## WORK INSTRUCTION
From the first line to the last, print the data exactly as it appears.

## MATERIAL FOR THE TASK
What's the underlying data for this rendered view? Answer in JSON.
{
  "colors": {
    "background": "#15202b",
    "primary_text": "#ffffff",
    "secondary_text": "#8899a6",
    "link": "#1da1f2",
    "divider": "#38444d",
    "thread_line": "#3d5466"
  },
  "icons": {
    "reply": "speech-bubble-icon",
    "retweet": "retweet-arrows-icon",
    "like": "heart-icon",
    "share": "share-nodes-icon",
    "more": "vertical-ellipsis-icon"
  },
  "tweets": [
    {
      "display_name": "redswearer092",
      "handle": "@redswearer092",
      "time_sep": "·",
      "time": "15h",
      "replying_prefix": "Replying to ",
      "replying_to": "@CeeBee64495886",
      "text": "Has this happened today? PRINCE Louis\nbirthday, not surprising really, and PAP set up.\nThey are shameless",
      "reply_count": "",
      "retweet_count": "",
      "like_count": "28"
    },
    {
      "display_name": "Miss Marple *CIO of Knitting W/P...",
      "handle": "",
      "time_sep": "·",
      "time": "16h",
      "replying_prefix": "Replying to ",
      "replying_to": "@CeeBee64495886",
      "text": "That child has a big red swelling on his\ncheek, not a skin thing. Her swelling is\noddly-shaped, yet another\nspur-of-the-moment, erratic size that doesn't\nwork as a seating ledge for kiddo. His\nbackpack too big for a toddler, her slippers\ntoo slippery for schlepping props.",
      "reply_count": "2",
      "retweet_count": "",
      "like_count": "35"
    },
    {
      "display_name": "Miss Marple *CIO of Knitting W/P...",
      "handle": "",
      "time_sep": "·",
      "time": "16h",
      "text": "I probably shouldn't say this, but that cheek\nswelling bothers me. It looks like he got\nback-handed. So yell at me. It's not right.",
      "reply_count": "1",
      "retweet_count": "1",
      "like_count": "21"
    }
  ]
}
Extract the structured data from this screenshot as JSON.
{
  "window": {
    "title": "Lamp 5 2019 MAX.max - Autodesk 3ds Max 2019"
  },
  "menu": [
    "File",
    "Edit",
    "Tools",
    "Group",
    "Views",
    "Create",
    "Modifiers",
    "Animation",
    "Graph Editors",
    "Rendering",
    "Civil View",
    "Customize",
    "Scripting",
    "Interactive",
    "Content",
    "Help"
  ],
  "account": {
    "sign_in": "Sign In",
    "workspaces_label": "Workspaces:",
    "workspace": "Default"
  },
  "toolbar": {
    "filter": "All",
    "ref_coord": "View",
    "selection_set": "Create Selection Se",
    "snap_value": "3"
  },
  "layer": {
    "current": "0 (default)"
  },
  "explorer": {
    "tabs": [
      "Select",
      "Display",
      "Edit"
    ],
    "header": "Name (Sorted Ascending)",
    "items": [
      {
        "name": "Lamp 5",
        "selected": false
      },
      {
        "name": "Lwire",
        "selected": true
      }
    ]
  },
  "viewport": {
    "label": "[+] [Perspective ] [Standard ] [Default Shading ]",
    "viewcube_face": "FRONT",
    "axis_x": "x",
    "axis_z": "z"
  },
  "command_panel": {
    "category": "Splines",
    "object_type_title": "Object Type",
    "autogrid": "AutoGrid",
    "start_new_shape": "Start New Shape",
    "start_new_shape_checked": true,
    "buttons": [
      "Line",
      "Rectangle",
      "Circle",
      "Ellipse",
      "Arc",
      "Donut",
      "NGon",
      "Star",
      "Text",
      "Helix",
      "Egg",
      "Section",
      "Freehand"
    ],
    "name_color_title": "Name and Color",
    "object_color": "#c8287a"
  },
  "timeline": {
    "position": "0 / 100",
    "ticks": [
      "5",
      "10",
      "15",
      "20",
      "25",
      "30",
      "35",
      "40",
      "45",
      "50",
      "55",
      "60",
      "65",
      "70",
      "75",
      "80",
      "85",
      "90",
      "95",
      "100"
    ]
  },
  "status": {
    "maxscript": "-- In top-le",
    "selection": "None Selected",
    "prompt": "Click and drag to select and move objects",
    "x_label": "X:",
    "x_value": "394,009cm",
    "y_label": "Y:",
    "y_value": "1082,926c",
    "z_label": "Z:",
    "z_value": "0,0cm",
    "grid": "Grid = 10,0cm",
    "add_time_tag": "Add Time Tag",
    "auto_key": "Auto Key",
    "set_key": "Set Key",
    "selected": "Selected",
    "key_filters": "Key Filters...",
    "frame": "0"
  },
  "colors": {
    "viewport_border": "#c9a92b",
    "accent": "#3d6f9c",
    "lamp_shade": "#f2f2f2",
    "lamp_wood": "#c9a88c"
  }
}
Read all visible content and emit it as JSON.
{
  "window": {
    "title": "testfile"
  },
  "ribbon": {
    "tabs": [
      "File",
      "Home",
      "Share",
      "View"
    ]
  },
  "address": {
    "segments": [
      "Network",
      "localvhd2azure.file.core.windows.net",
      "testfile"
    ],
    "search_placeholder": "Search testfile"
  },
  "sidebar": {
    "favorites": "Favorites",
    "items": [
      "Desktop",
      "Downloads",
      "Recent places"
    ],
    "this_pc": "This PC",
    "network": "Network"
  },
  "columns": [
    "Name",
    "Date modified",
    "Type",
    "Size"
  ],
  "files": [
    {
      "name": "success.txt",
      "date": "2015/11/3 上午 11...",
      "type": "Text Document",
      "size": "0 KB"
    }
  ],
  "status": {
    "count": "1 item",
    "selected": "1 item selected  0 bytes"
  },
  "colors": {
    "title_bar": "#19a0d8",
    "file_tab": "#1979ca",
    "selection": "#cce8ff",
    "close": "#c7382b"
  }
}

## RESPONSE TO THIS TASK
What's the underlying data for this rendered view? Answer in JSON.
{
  "colors": {
    "background": "#15202b",
    "primary_text": "#ffffff",
    "secondary_text": "#8899a6",
    "link": "#1da1f2",
    "divider": "#38444d",
    "thread_line": "#3d5466"
  },
  "icons": {
    "reply": "speech-bubble-icon",
    "retweet": "retweet-arrows-icon",
    "like": "heart-icon",
    "share": "share-nodes-icon",
    "more": "vertical-ellipsis-icon"
  },
  "tweets": [
    {
      "display_name": "redswearer092",
      "handle": "@redswearer092",
      "time_sep": "·",
      "time": "15h",
      "replying_prefix": "Replying to ",
      "replying_to": "@CeeBee64495886",
      "text": "Has this happened today? PRINCE Louis\nbirthday, not surprising really, and PAP set up.\nThey are shameless",
      "reply_count": "",
      "retweet_count": "",
      "like_count": "28"
    },
    {
      "display_name": "Miss Marple *CIO of Knitting W/P...",
      "handle": "",
      "time_sep": "·",
      "time": "16h",
      "replying_prefix": "Replying to ",
      "replying_to": "@CeeBee64495886",
      "text": "That child has a big red swelling on his\ncheek, not a skin thing. Her swelling is\noddly-shaped, yet another\nspur-of-the-moment, erratic size that doesn't\nwork as a seating ledge for kiddo. His\nbackpack too big for a toddler, her slippers\ntoo slippery for schlepping props.",
      "reply_count": "2",
      "retweet_count": "",
      "like_count": "35"
    },
    {
      "display_name": "Miss Marple *CIO of Knitting W/P...",
      "handle": "",
      "time_sep": "·",
      "time": "16h",
      "text": "I probably shouldn't say this, but that cheek\nswelling bothers me. It looks like he got\nback-handed. So yell at me. It's not right.",
      "reply_count": "1",
      "retweet_count": "1",
      "like_count": "21"
    }
  ]
}
Extract the structured data from this screenshot as JSON.
{
  "window": {
    "title": "Lamp 5 2019 MAX.max - Autodesk 3ds Max 2019"
  },
  "menu": [
    "File",
    "Edit",
    "Tools",
    "Group",
    "Views",
    "Create",
    "Modifiers",
    "Animation",
    "Graph Editors",
    "Rendering",
    "Civil View",
    "Customize",
    "Scripting",
    "Interactive",
    "Content",
    "Help"
  ],
  "account": {
    "sign_in": "Sign In",
    "workspaces_label": "Workspaces:",
    "workspace": "Default"
  },
  "toolbar": {
    "filter": "All",
    "ref_coord": "View",
    "selection_set": "Create Selection Se",
    "snap_value": "3"
  },
  "layer": {
    "current": "0 (default)"
  },
  "explorer": {
    "tabs": [
      "Select",
      "Display",
      "Edit"
    ],
    "header": "Name (Sorted Ascending)",
    "items": [
      {
        "name": "Lamp 5",
        "selected": false
      },
      {
        "name": "Lwire",
        "selected": true
      }
    ]
  },
  "viewport": {
    "label": "[+] [Perspective ] [Standard ] [Default Shading ]",
    "viewcube_face": "FRONT",
    "axis_x": "x",
    "axis_z": "z"
  },
  "command_panel": {
    "category": "Splines",
    "object_type_title": "Object Type",
    "autogrid": "AutoGrid",
    "start_new_shape": "Start New Shape",
    "start_new_shape_checked": true,
    "buttons": [
      "Line",
      "Rectangle",
      "Circle",
      "Ellipse",
      "Arc",
      "Donut",
      "NGon",
      "Star",
      "Text",
      "Helix",
      "Egg",
      "Section",
      "Freehand"
    ],
    "name_color_title": "Name and Color",
    "object_color": "#c8287a"
  },
  "timeline": {
    "position": "0 / 100",
    "ticks": [
      "5",
      "10",
      "15",
      "20",
      "25",
      "30",
      "35",
      "40",
      "45",
      "50",
      "55",
      "60",
      "65",
      "70",
      "75",
      "80",
      "85",
      "90",
      "95",
      "100"
    ]
  },
  "status": {
    "maxscript": "-- In top-le",
    "selection": "None Selected",
    "prompt": "Click and drag to select and move objects",
    "x_label": "X:",
    "x_value": "394,009cm",
    "y_label": "Y:",
    "y_value": "1082,926c",
    "z_label": "Z:",
    "z_value": "0,0cm",
    "grid": "Grid = 10,0cm",
    "add_time_tag": "Add Time Tag",
    "auto_key": "Auto Key",
    "set_key": "Set Key",
    "selected": "Selected",
    "key_filters": "Key Filters...",
    "frame": "0"
  },
  "colors": {
    "viewport_border": "#c9a92b",
    "accent": "#3d6f9c",
    "lamp_shade": "#f2f2f2",
    "lamp_wood": "#c9a88c"
  }
}
Read all visible content and emit it as JSON.
{
  "window": {
    "title": "testfile"
  },
  "ribbon": {
    "tabs": [
      "File",
      "Home",
      "Share",
      "View"
    ]
  },
  "address": {
    "segments": [
      "Network",
      "localvhd2azure.file.core.windows.net",
      "testfile"
    ],
    "search_placeholder": "Search testfile"
  },
  "sidebar": {
    "favorites": "Favorites",
    "items": [
      "Desktop",
      "Downloads",
      "Recent places"
    ],
    "this_pc": "This PC",
    "network": "Network"
  },
  "columns": [
    "Name",
    "Date modified",
    "Type",
    "Size"
  ],
  "files": [
    {
      "name": "success.txt",
      "date": "2015/11/3 上午 11...",
      "type": "Text Document",
      "size": "0 KB"
    }
  ],
  "status": {
    "count": "1 item",
    "selected": "1 item selected  0 bytes"
  },
  "colors": {
    "title_bar": "#19a0d8",
    "file_tab": "#1979ca",
    "selection": "#cce8ff",
    "close": "#c7382b"
  }
}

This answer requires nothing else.